*** Begin section ***

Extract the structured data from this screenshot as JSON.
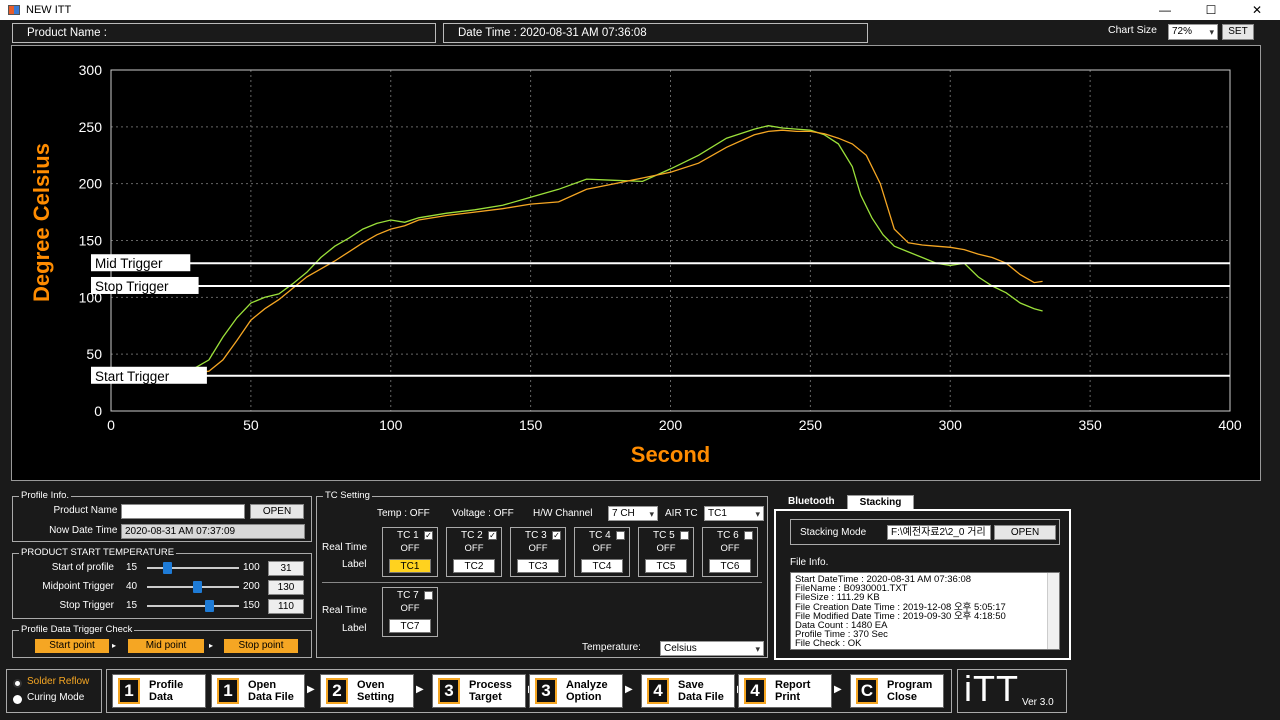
{
  "window": {
    "title": "NEW ITT",
    "min": "—",
    "max": "☐",
    "close": "✕"
  },
  "header": {
    "product_name_label": "Product Name :",
    "date_time_label": "Date Time : 2020-08-31 AM 07:36:08",
    "chart_size_label": "Chart Size",
    "chart_size_value": "72%",
    "set_button": "SET"
  },
  "chart_data": {
    "type": "line",
    "xlabel": "Second",
    "ylabel": "Degree Celsius",
    "xlim": [
      0,
      400
    ],
    "ylim": [
      0,
      300
    ],
    "x_ticks": [
      0,
      50,
      100,
      150,
      200,
      250,
      300,
      350,
      400
    ],
    "y_ticks": [
      0,
      50,
      100,
      150,
      200,
      250,
      300
    ],
    "grid": true,
    "colors": {
      "series_green": "#9be03a",
      "series_orange": "#f5a623",
      "axis_title": "#ff8c00"
    },
    "thresholds": [
      {
        "label": "Mid Trigger",
        "y": 130
      },
      {
        "label": "Stop Trigger",
        "y": 110
      },
      {
        "label": "Start Trigger",
        "y": 31
      }
    ],
    "series": [
      {
        "color": "#9be03a",
        "x": [
          28,
          35,
          40,
          45,
          50,
          55,
          60,
          65,
          70,
          75,
          80,
          85,
          90,
          95,
          100,
          105,
          110,
          120,
          130,
          140,
          150,
          160,
          170,
          180,
          190,
          200,
          210,
          220,
          230,
          235,
          240,
          245,
          250,
          255,
          260,
          265,
          268,
          272,
          276,
          280,
          285,
          290,
          295,
          300,
          305,
          310,
          315,
          320,
          325,
          330,
          333
        ],
        "y": [
          35,
          45,
          65,
          82,
          95,
          100,
          103,
          112,
          122,
          135,
          145,
          152,
          160,
          165,
          168,
          166,
          170,
          174,
          177,
          181,
          188,
          195,
          204,
          203,
          202,
          213,
          225,
          240,
          248,
          251,
          249,
          248,
          247,
          243,
          235,
          215,
          190,
          170,
          155,
          145,
          140,
          135,
          130,
          128,
          130,
          118,
          110,
          104,
          95,
          90,
          88
        ]
      },
      {
        "color": "#f5a623",
        "x": [
          28,
          35,
          40,
          45,
          50,
          55,
          60,
          65,
          70,
          75,
          80,
          85,
          90,
          95,
          100,
          105,
          110,
          120,
          130,
          140,
          150,
          160,
          170,
          180,
          190,
          200,
          210,
          220,
          230,
          235,
          240,
          245,
          250,
          255,
          260,
          265,
          270,
          275,
          280,
          285,
          290,
          295,
          300,
          305,
          310,
          315,
          320,
          325,
          330,
          333
        ],
        "y": [
          33,
          35,
          45,
          62,
          80,
          90,
          98,
          108,
          118,
          125,
          132,
          140,
          148,
          155,
          160,
          163,
          168,
          172,
          175,
          178,
          182,
          184,
          195,
          200,
          205,
          210,
          218,
          232,
          243,
          246,
          247,
          246,
          246,
          244,
          240,
          235,
          225,
          200,
          160,
          148,
          146,
          145,
          144,
          142,
          138,
          135,
          130,
          120,
          113,
          114
        ]
      }
    ]
  },
  "profile_info": {
    "group_title": "Profile Info.",
    "product_name_label": "Product Name :",
    "product_name_value": "",
    "open_button": "OPEN",
    "now_date_label": "Now Date Time :",
    "now_date_value": "2020-08-31 AM 07:37:09"
  },
  "start_temp": {
    "group_title": "PRODUCT START TEMPERATURE",
    "rows": [
      {
        "label": "Start of profile",
        "min": "15",
        "max": "100",
        "value": "31",
        "level": 0.19
      },
      {
        "label": "Midpoint Trigger",
        "min": "40",
        "max": "200",
        "value": "130",
        "level": 0.56
      },
      {
        "label": "Stop Trigger",
        "min": "15",
        "max": "150",
        "value": "110",
        "level": 0.7
      }
    ]
  },
  "trigger_check": {
    "group_title": "Profile Data Trigger Check",
    "start": "Start point",
    "mid": "Mid point",
    "stop": "Stop point",
    "arrow": "▸"
  },
  "tc_setting": {
    "group_title": "TC Setting",
    "temp_label": "Temp :  OFF",
    "voltage_label": "Voltage :  OFF",
    "hw_channel_label": "H/W Channel",
    "hw_channel_value": "7 CH",
    "air_tc_label": "AIR TC",
    "air_tc_value": "TC1",
    "real_time": "Real Time",
    "label": "Label",
    "temperature_label": "Temperature:",
    "temperature_value": "Celsius",
    "channels": [
      {
        "name": "TC 1",
        "checked": true,
        "status": "OFF",
        "label": "TC1"
      },
      {
        "name": "TC 2",
        "checked": true,
        "status": "OFF",
        "label": "TC2"
      },
      {
        "name": "TC 3",
        "checked": true,
        "status": "OFF",
        "label": "TC3"
      },
      {
        "name": "TC 4",
        "checked": false,
        "status": "OFF",
        "label": "TC4"
      },
      {
        "name": "TC 5",
        "checked": false,
        "status": "OFF",
        "label": "TC5"
      },
      {
        "name": "TC 6",
        "checked": false,
        "status": "OFF",
        "label": "TC6"
      },
      {
        "name": "TC 7",
        "checked": false,
        "status": "OFF",
        "label": "TC7"
      }
    ]
  },
  "stacking": {
    "tab_bluetooth": "Bluetooth",
    "tab_stacking": "Stacking",
    "mode_label": "Stacking Mode",
    "path_value": "F:\\예전자료2\\2_0 거리",
    "open_button": "OPEN",
    "file_info_label": "File Info.",
    "file_info_lines": [
      "Start DateTime : 2020-08-31 AM 07:36:08",
      "FileName : B0930001.TXT",
      "FileSize : 111.29 KB",
      "File Creation Date Time : 2019-12-08 오후 5:05:17",
      "File Modified Date Time : 2019-09-30 오후 4:18:50",
      "Data Count : 1480 EA",
      "Profile Time : 370 Sec",
      "File Check : OK"
    ]
  },
  "mode": {
    "solder_reflow": "Solder Reflow",
    "curing_mode": "Curing Mode"
  },
  "steps": [
    {
      "num": "1",
      "text": "Profile\nData"
    },
    {
      "num": "1",
      "text": "Open\nData File"
    },
    {
      "num": "2",
      "text": "Oven\nSetting"
    },
    {
      "num": "3",
      "text": "Process\nTarget"
    },
    {
      "num": "3",
      "text": "Analyze\nOption"
    },
    {
      "num": "4",
      "text": "Save\nData File"
    },
    {
      "num": "4",
      "text": "Report\nPrint"
    },
    {
      "num": "C",
      "text": "Program\nClose"
    }
  ],
  "brand": {
    "logo": "iTT",
    "version": "Ver 3.0"
  }
}
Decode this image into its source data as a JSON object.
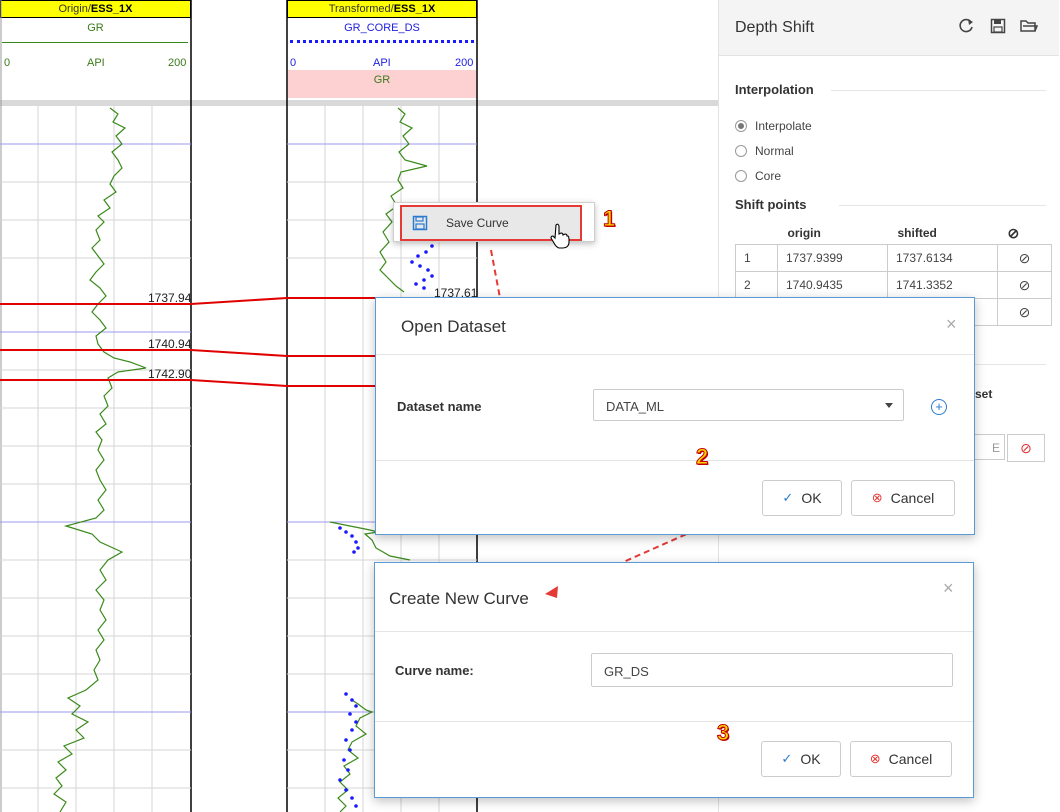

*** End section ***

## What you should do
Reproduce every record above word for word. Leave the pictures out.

## Answer section
Extract the structured data from this screenshot as JSON.
{
  "window": {
    "title": "NEW ITT",
    "min": "—",
    "max": "☐",
    "close": "✕"
  },
  "header": {
    "product_name_label": "Product Name :",
    "date_time_label": "Date Time : 2020-08-31 AM 07:36:08",
    "chart_size_label": "Chart Size",
    "chart_size_value": "72%",
    "set_button": "SET"
  },
  "chart_data": {
    "type": "line",
    "xlabel": "Second",
    "ylabel": "Degree Celsius",
    "xlim": [
      0,
      400
    ],
    "ylim": [
      0,
      300
    ],
    "x_ticks": [
      0,
      50,
      100,
      150,
      200,
      250,
      300,
      350,
      400
    ],
    "y_ticks": [
      0,
      50,
      100,
      150,
      200,
      250,
      300
    ],
    "grid": true,
    "colors": {
      "series_green": "#9be03a",
      "series_orange": "#f5a623",
      "axis_title": "#ff8c00"
    },
    "thresholds": [
      {
        "label": "Mid Trigger",
        "y": 130
      },
      {
        "label": "Stop Trigger",
        "y": 110
      },
      {
        "label": "Start Trigger",
        "y": 31
      }
    ],
    "series": [
      {
        "color": "#9be03a",
        "x": [
          28,
          35,
          40,
          45,
          50,
          55,
          60,
          65,
          70,
          75,
          80,
          85,
          90,
          95,
          100,
          105,
          110,
          120,
          130,
          140,
          150,
          160,
          170,
          180,
          190,
          200,
          210,
          220,
          230,
          235,
          240,
          245,
          250,
          255,
          260,
          265,
          268,
          272,
          276,
          280,
          285,
          290,
          295,
          300,
          305,
          310,
          315,
          320,
          325,
          330,
          333
        ],
        "y": [
          35,
          45,
          65,
          82,
          95,
          100,
          103,
          112,
          122,
          135,
          145,
          152,
          160,
          165,
          168,
          166,
          170,
          174,
          177,
          181,
          188,
          195,
          204,
          203,
          202,
          213,
          225,
          240,
          248,
          251,
          249,
          248,
          247,
          243,
          235,
          215,
          190,
          170,
          155,
          145,
          140,
          135,
          130,
          128,
          130,
          118,
          110,
          104,
          95,
          90,
          88
        ]
      },
      {
        "color": "#f5a623",
        "x": [
          28,
          35,
          40,
          45,
          50,
          55,
          60,
          65,
          70,
          75,
          80,
          85,
          90,
          95,
          100,
          105,
          110,
          120,
          130,
          140,
          150,
          160,
          170,
          180,
          190,
          200,
          210,
          220,
          230,
          235,
          240,
          245,
          250,
          255,
          260,
          265,
          270,
          275,
          280,
          285,
          290,
          295,
          300,
          305,
          310,
          315,
          320,
          325,
          330,
          333
        ],
        "y": [
          33,
          35,
          45,
          62,
          80,
          90,
          98,
          108,
          118,
          125,
          132,
          140,
          148,
          155,
          160,
          163,
          168,
          172,
          175,
          178,
          182,
          184,
          195,
          200,
          205,
          210,
          218,
          232,
          243,
          246,
          247,
          246,
          246,
          244,
          240,
          235,
          225,
          200,
          160,
          148,
          146,
          145,
          144,
          142,
          138,
          135,
          130,
          120,
          113,
          114
        ]
      }
    ]
  },
  "profile_info": {
    "group_title": "Profile Info.",
    "product_name_label": "Product Name :",
    "product_name_value": "",
    "open_button": "OPEN",
    "now_date_label": "Now Date Time :",
    "now_date_value": "2020-08-31 AM 07:37:09"
  },
  "start_temp": {
    "group_title": "PRODUCT START TEMPERATURE",
    "rows": [
      {
        "label": "Start of profile",
        "min": "15",
        "max": "100",
        "value": "31",
        "level": 0.19
      },
      {
        "label": "Midpoint Trigger",
        "min": "40",
        "max": "200",
        "value": "130",
        "level": 0.56
      },
      {
        "label": "Stop Trigger",
        "min": "15",
        "max": "150",
        "value": "110",
        "level": 0.7
      }
    ]
  },
  "trigger_check": {
    "group_title": "Profile Data Trigger Check",
    "start": "Start point",
    "mid": "Mid point",
    "stop": "Stop point",
    "arrow": "▸"
  },
  "tc_setting": {
    "group_title": "TC Setting",
    "temp_label": "Temp :  OFF",
    "voltage_label": "Voltage :  OFF",
    "hw_channel_label": "H/W Channel",
    "hw_channel_value": "7 CH",
    "air_tc_label": "AIR TC",
    "air_tc_value": "TC1",
    "real_time": "Real Time",
    "label": "Label",
    "temperature_label": "Temperature:",
    "temperature_value": "Celsius",
    "channels": [
      {
        "name": "TC 1",
        "checked": true,
        "status": "OFF",
        "label": "TC1"
      },
      {
        "name": "TC 2",
        "checked": true,
        "status": "OFF",
        "label": "TC2"
      },
      {
        "name": "TC 3",
        "checked": true,
        "status": "OFF",
        "label": "TC3"
      },
      {
        "name": "TC 4",
        "checked": false,
        "status": "OFF",
        "label": "TC4"
      },
      {
        "name": "TC 5",
        "checked": false,
        "status": "OFF",
        "label": "TC5"
      },
      {
        "name": "TC 6",
        "checked": false,
        "status": "OFF",
        "label": "TC6"
      },
      {
        "name": "TC 7",
        "checked": false,
        "status": "OFF",
        "label": "TC7"
      }
    ]
  },
  "stacking": {
    "tab_bluetooth": "Bluetooth",
    "tab_stacking": "Stacking",
    "mode_label": "Stacking Mode",
    "path_value": "F:\\예전자료2\\2_0 거리",
    "open_button": "OPEN",
    "file_info_label": "File Info.",
    "file_info_lines": [
      "Start DateTime : 2020-08-31 AM 07:36:08",
      "FileName : B0930001.TXT",
      "FileSize : 111.29 KB",
      "File Creation Date Time : 2019-12-08 오후 5:05:17",
      "File Modified Date Time : 2019-09-30 오후 4:18:50",
      "Data Count : 1480 EA",
      "Profile Time : 370 Sec",
      "File Check : OK"
    ]
  },
  "mode": {
    "solder_reflow": "Solder Reflow",
    "curing_mode": "Curing Mode"
  },
  "steps": [
    {
      "num": "1",
      "text": "Profile\nData"
    },
    {
      "num": "1",
      "text": "Open\nData File"
    },
    {
      "num": "2",
      "text": "Oven\nSetting"
    },
    {
      "num": "3",
      "text": "Process\nTarget"
    },
    {
      "num": "3",
      "text": "Analyze\nOption"
    },
    {
      "num": "4",
      "text": "Save\nData File"
    },
    {
      "num": "4",
      "text": "Report\nPrint"
    },
    {
      "num": "C",
      "text": "Program\nClose"
    }
  ],
  "brand": {
    "logo": "iTT",
    "version": "Ver 3.0"
  }
}
Decode this image into its source data as a JSON object.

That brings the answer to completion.